Some small businesses, such as coffee shops, offer free Wi-Fi access, but the practice is not widespread.
"We envision a world where sharing one's Internet connection is the norm," Electronic Frontier Foundation activist Adi Kamdar said. "A world of open wireless would encourage privacy, promote innovation, and benefit the public good, giving us network access whenever we need it."
Skeptics worry that shared Wi-Fi networks are a security risk and could allow freeloaders to slow Internet connections. But on its website, the Open Wireless Movement argues that shared Wi-Fi networks are safe as long as users take basic security precautions and that many networks have excess capacity.

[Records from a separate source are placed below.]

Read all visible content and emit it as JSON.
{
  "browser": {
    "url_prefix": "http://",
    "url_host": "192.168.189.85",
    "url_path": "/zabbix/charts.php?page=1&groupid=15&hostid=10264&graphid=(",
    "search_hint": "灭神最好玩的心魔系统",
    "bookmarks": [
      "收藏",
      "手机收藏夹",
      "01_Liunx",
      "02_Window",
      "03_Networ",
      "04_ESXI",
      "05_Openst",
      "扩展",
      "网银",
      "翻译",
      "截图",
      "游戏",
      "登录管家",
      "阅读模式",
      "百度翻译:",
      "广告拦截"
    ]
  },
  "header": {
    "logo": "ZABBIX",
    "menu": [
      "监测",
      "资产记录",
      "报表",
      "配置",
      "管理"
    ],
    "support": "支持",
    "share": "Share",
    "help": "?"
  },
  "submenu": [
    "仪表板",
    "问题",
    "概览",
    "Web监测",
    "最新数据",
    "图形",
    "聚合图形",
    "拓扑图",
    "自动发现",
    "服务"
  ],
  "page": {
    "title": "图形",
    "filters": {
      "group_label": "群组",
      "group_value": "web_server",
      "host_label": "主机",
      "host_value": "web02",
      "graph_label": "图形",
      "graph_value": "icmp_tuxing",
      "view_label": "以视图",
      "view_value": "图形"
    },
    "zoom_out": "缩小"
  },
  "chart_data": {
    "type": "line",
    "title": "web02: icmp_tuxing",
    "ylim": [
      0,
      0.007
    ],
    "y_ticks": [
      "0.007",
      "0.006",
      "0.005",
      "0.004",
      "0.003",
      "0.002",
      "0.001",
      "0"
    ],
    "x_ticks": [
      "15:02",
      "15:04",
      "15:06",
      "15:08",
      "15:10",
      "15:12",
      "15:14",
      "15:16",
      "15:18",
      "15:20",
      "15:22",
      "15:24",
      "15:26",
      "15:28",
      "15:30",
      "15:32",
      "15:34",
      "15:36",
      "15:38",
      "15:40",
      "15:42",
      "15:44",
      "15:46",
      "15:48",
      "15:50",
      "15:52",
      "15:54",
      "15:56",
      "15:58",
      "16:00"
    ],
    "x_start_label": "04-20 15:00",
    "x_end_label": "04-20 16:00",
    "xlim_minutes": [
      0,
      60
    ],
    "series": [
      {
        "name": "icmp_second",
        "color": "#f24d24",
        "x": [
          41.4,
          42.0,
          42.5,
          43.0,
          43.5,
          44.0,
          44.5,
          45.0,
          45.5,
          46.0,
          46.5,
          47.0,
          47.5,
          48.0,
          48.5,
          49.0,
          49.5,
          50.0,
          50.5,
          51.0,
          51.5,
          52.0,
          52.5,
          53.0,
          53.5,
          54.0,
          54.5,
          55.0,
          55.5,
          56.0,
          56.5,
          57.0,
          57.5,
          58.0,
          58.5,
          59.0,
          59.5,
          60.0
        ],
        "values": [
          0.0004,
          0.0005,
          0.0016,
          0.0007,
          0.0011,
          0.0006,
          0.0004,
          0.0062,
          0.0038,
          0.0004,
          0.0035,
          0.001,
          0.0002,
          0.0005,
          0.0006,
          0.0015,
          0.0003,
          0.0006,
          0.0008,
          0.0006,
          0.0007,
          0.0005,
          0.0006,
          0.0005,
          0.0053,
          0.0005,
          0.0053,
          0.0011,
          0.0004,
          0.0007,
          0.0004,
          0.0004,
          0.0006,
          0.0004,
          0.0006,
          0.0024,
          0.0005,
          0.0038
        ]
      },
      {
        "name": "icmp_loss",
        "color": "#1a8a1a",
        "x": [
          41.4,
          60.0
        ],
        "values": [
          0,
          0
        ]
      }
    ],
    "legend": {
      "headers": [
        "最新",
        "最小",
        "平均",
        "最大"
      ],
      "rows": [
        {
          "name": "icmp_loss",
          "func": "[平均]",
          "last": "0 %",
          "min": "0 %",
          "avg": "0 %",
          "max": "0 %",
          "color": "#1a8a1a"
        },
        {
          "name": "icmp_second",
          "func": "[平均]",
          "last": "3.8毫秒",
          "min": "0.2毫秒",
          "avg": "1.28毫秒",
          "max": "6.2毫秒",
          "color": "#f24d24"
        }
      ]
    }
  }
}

The group said it is working on router technology to make it easier for people to open their networks without risking their security or Internet speeds.
"The frustrating thing about wireless networks today is that they're everywhere — there can be dozens of them bouncing around you at any given instant — but you're locked out of almost all of them," EFF Technology Projects Director Peter Eckersley said. "We realized that the Internet would work much better, and many amazing new kinds of devices would be possible, if just a small fraction of them could be opened. So we started a movement to make that happen."
The group acknowledges that sharing a Wi-Fi network with the public can expose a business or user to legal liability, but argues that the risks are overblown. The group provides more information about legal issues on its website.